IV. Frigidarium: You can call me frigid; I can handle it
I'm not saying it's hard to be a woman, especially if you have a body. I've realized I'm supposed to be like one of those molten lava cakes, except encased in Kevlar—in a sexy way. And I don't know how. I will not learn.
Oh, here's a funny story: when I told the man I lost my virginity to that I might like to be a judge one day, he told me I couldn't because "there's a time of the month when women are unreasonable."
Really this attitude is an idiotically predictable extension of Roman "science": In a chapter of Pliny the Elder's Natural History called "Remarkable Circumstances Connected with the Menstrual Discharge," he writes:
On the approach of a woman in this state, must will become sour, seeds which are touched by her become sterile, grafts wither away, garden plants are parched up, and the fruit will fall from the tree beneath which she sits. Her very look, even, will dim the brightness of mirrors, blunt the edge of steel, and take away the polish from ivory. A swarm of bees, if looked upon by her, will die immediately
On the plus side, I have never once killed a swarm of bees with my menses. I have, however, gotten used to the weariness that comes from worrying more about how I look than what I am accomplishing. I understand that how I package the self is what matters. I know I am supposed to be a quiet vessel. I am sure that Sulpicia and all the voiceless women she lived among, bathing and perfuming themselves obsessively, could relate to the fact that women are raised to be empty, decorative containers.
Over time, I've absorbed the rules, and I have finally apprehended a weakness: If I say one small thing about the awesome potential of a woman's life (no matter what she chooses) and it is somehow heard, then I can be more than judge. I am, as Pliny surmised inexactly, the executioner.

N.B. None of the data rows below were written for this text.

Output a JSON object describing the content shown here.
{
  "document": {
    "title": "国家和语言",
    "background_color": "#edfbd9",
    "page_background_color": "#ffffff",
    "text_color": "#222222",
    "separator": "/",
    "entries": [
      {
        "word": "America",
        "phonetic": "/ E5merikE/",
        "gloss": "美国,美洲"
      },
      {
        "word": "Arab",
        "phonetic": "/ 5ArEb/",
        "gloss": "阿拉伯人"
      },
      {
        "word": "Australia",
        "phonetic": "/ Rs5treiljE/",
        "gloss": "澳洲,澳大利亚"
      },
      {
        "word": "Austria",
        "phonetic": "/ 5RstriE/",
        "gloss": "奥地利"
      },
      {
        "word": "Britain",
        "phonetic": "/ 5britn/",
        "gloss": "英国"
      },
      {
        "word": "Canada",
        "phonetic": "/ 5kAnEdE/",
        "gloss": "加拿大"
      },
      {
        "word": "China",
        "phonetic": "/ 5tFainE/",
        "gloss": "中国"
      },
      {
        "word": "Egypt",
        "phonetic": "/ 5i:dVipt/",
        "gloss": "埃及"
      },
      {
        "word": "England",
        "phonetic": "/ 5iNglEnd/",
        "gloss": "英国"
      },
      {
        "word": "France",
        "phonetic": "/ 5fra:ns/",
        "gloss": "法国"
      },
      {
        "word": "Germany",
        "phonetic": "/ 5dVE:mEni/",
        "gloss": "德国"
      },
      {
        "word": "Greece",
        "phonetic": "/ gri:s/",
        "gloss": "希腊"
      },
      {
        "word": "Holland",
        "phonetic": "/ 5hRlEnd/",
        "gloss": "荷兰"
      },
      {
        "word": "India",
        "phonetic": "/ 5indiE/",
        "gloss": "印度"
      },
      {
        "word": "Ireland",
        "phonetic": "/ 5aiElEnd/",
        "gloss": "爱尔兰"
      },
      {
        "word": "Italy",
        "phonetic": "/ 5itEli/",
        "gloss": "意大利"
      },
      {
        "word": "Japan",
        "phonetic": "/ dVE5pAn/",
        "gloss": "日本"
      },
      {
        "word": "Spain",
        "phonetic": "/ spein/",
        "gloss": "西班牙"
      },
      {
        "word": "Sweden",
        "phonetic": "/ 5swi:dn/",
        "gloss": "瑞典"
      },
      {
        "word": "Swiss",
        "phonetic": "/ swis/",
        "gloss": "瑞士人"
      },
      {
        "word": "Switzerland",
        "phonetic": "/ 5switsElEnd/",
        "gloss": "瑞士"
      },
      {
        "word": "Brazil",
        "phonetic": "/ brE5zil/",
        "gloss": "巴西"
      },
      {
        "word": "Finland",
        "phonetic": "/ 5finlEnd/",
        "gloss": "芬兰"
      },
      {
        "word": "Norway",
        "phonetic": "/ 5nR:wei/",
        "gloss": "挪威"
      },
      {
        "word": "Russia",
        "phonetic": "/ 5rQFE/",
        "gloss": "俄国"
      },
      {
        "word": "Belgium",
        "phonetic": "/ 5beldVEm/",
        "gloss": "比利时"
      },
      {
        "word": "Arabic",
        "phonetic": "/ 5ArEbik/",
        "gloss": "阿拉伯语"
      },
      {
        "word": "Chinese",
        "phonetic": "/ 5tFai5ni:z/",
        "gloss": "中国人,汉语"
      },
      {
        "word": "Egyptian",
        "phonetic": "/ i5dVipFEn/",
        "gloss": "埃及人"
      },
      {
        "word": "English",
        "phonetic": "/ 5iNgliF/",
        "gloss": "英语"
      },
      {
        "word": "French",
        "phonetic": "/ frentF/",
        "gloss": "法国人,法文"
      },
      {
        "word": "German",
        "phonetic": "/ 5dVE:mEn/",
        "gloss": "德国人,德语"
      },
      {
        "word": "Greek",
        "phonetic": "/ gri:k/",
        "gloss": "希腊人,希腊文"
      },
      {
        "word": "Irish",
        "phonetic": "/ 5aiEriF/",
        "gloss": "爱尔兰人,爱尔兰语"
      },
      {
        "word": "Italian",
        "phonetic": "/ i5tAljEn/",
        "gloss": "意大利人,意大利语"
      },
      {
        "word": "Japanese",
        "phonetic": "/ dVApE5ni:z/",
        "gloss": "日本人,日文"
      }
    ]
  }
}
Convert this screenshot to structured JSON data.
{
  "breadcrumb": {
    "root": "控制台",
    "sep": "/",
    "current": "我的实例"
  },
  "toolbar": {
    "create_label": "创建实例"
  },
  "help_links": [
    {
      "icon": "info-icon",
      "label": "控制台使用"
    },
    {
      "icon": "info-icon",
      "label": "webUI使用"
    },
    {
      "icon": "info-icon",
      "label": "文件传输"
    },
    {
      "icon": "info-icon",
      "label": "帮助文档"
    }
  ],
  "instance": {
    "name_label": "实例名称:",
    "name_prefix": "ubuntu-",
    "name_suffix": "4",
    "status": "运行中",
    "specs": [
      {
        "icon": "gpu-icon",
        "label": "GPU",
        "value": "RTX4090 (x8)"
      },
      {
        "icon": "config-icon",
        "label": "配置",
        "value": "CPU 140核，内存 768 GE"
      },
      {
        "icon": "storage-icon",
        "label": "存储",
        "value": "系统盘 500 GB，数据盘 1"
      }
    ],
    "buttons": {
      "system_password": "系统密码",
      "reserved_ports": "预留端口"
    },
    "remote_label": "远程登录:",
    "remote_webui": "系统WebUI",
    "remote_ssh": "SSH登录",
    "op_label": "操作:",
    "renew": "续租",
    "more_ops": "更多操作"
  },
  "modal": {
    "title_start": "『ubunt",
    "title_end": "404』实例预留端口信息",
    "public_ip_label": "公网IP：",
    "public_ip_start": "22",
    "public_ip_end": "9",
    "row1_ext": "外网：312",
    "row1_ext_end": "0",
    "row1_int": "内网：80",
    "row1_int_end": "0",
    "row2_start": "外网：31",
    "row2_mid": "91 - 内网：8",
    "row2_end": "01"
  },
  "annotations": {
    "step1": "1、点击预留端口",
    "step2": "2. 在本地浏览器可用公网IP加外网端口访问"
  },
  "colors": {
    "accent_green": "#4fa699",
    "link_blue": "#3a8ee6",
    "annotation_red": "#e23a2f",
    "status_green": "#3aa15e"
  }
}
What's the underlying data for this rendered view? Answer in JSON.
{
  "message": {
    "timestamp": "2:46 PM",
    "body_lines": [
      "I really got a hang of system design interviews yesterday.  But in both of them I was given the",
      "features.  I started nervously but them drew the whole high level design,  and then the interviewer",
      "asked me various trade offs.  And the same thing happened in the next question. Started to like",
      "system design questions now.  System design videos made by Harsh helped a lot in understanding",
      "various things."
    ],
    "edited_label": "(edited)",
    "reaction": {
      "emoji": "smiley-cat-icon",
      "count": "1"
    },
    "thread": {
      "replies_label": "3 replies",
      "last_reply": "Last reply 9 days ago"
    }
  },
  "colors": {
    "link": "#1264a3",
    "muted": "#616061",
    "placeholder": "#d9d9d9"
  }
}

 Sulpicia, trans. by Anne Mahoney. Six Poems. 2000. [link]
 Text provided by Perseus Digital Library. Original version available for viewing and download at [link]
I spend a lot of time thinking and writing about the patterns that cut across history. Then I think about ways to disrupt them. This is the impulse "Tepidarium" is born from.